**Aim of the exercise:**
Send back the data below exactly. Drop every picture.

**Provided data:**
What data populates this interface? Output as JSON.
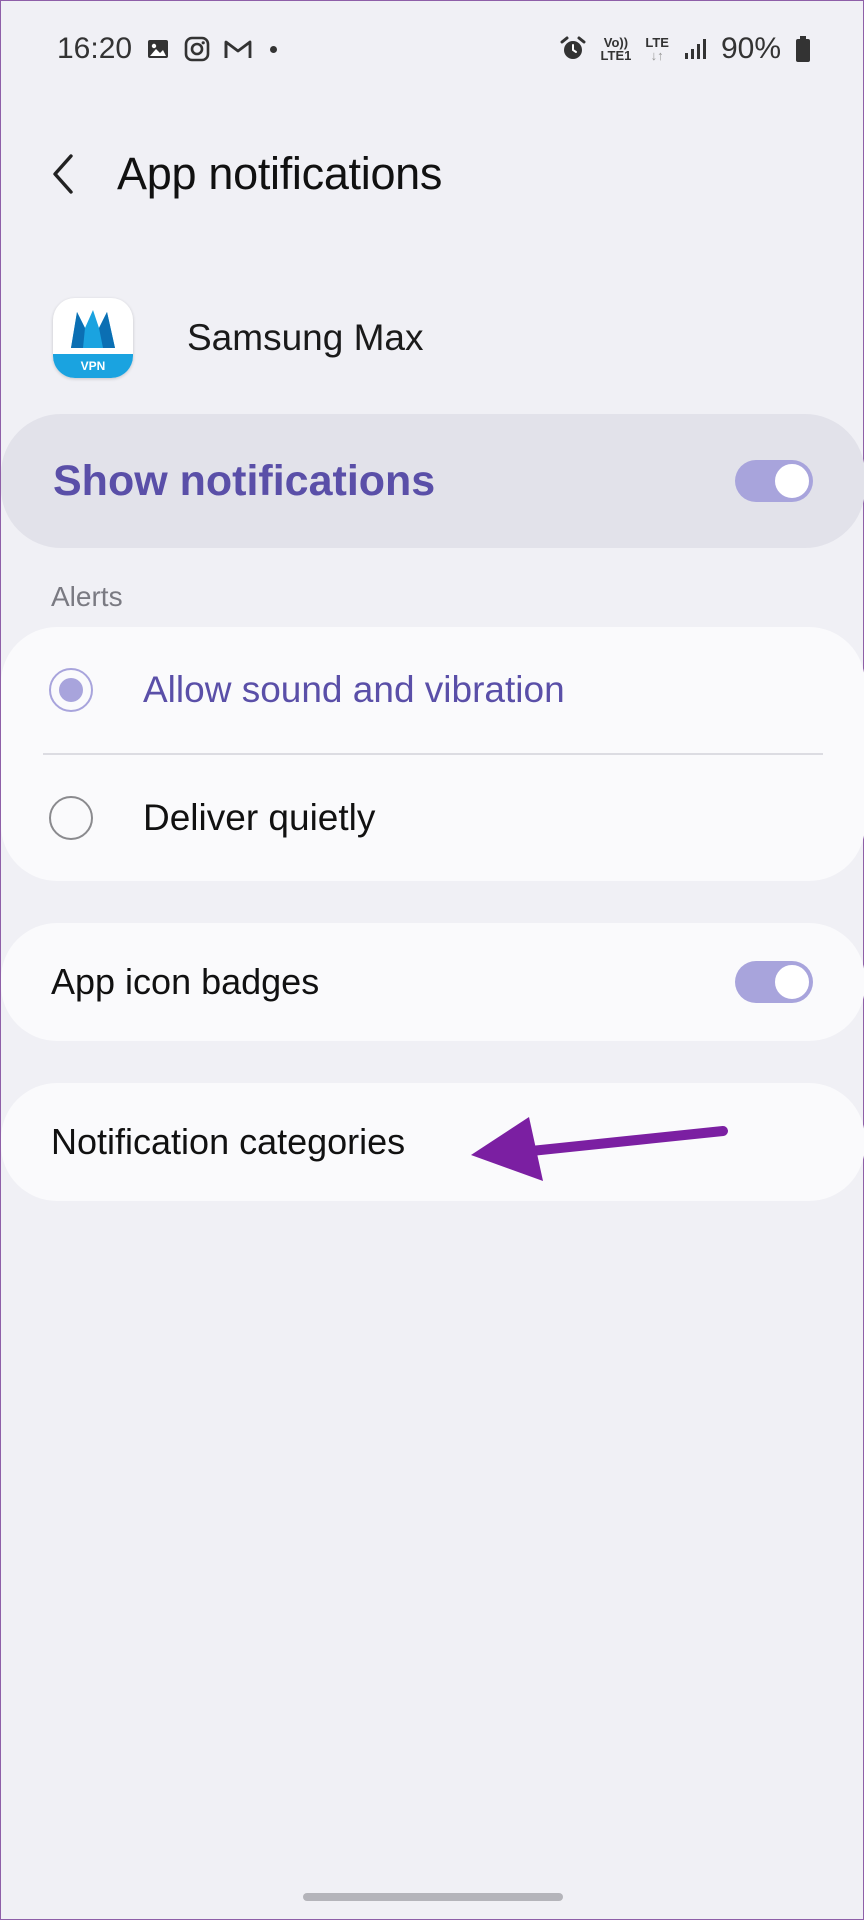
{
  "status_bar": {
    "time": "16:20",
    "left_icons": [
      "gallery-icon",
      "instagram-icon",
      "gmail-icon"
    ],
    "volte_top": "Vo))",
    "volte_bottom": "LTE1",
    "lte_top": "LTE",
    "lte_bottom": "↓↑",
    "battery": "90%"
  },
  "header": {
    "title": "App notifications"
  },
  "app": {
    "name": "Samsung Max",
    "icon_badge_text": "VPN"
  },
  "show_notifications": {
    "label": "Show notifications",
    "enabled": true
  },
  "alerts": {
    "section_label": "Alerts",
    "options": [
      {
        "label": "Allow sound and vibration",
        "selected": true
      },
      {
        "label": "Deliver quietly",
        "selected": false
      }
    ]
  },
  "app_icon_badges": {
    "label": "App icon badges",
    "enabled": true
  },
  "notification_categories": {
    "label": "Notification categories"
  },
  "colors": {
    "accent": "#5a4fa8",
    "toggle_on": "#a8a4dc",
    "annotation_arrow": "#7b1fa2"
  }
}
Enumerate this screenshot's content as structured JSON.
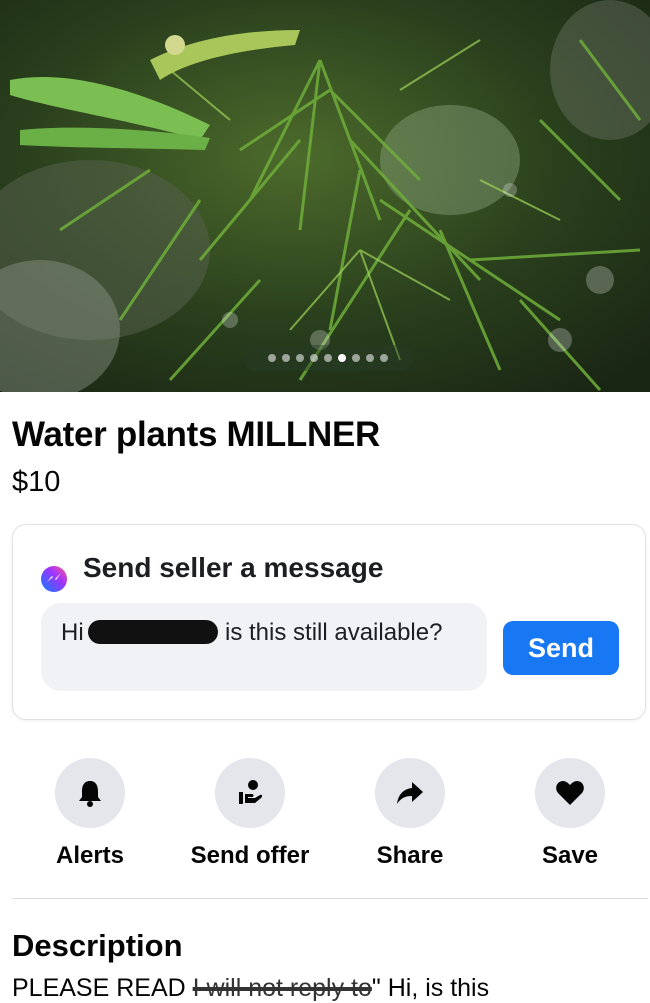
{
  "listing": {
    "title": "Water plants MILLNER",
    "price": "$10",
    "image_icon": "aquatic-plants-photo",
    "carousel_count": 9,
    "carousel_active_index": 5
  },
  "message": {
    "heading": "Send seller a message",
    "icon": "messenger-icon",
    "input_prefix": "Hi",
    "input_suffix": "is this still available?",
    "send_label": "Send",
    "send_color": "#1877f2"
  },
  "actions": [
    {
      "label": "Alerts",
      "icon": "bell-icon"
    },
    {
      "label": "Send offer",
      "icon": "offer-icon"
    },
    {
      "label": "Share",
      "icon": "share-icon"
    },
    {
      "label": "Save",
      "icon": "heart-icon"
    }
  ],
  "description": {
    "heading": "Description",
    "lead": "PLEASE READ",
    "struck": "I will not reply to",
    "rest": "\" Hi, is this"
  }
}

**Solution to this task:**
What data populates this interface? Output as JSON.
{
  "status_bar": {
    "time": "16:20",
    "left_icons": [
      "gallery-icon",
      "instagram-icon",
      "gmail-icon"
    ],
    "volte_top": "Vo))",
    "volte_bottom": "LTE1",
    "lte_top": "LTE",
    "lte_bottom": "↓↑",
    "battery": "90%"
  },
  "header": {
    "title": "App notifications"
  },
  "app": {
    "name": "Samsung Max",
    "icon_badge_text": "VPN"
  },
  "show_notifications": {
    "label": "Show notifications",
    "enabled": true
  },
  "alerts": {
    "section_label": "Alerts",
    "options": [
      {
        "label": "Allow sound and vibration",
        "selected": true
      },
      {
        "label": "Deliver quietly",
        "selected": false
      }
    ]
  },
  "app_icon_badges": {
    "label": "App icon badges",
    "enabled": true
  },
  "notification_categories": {
    "label": "Notification categories"
  },
  "colors": {
    "accent": "#5a4fa8",
    "toggle_on": "#a8a4dc",
    "annotation_arrow": "#7b1fa2"
  }
}
Enumerate this screenshot's content as structured JSON.
{
  "listing": {
    "title": "Water plants MILLNER",
    "price": "$10",
    "image_icon": "aquatic-plants-photo",
    "carousel_count": 9,
    "carousel_active_index": 5
  },
  "message": {
    "heading": "Send seller a message",
    "icon": "messenger-icon",
    "input_prefix": "Hi",
    "input_suffix": "is this still available?",
    "send_label": "Send",
    "send_color": "#1877f2"
  },
  "actions": [
    {
      "label": "Alerts",
      "icon": "bell-icon"
    },
    {
      "label": "Send offer",
      "icon": "offer-icon"
    },
    {
      "label": "Share",
      "icon": "share-icon"
    },
    {
      "label": "Save",
      "icon": "heart-icon"
    }
  ],
  "description": {
    "heading": "Description",
    "lead": "PLEASE READ",
    "struck": "I will not reply to",
    "rest": "\" Hi, is this"
  }
}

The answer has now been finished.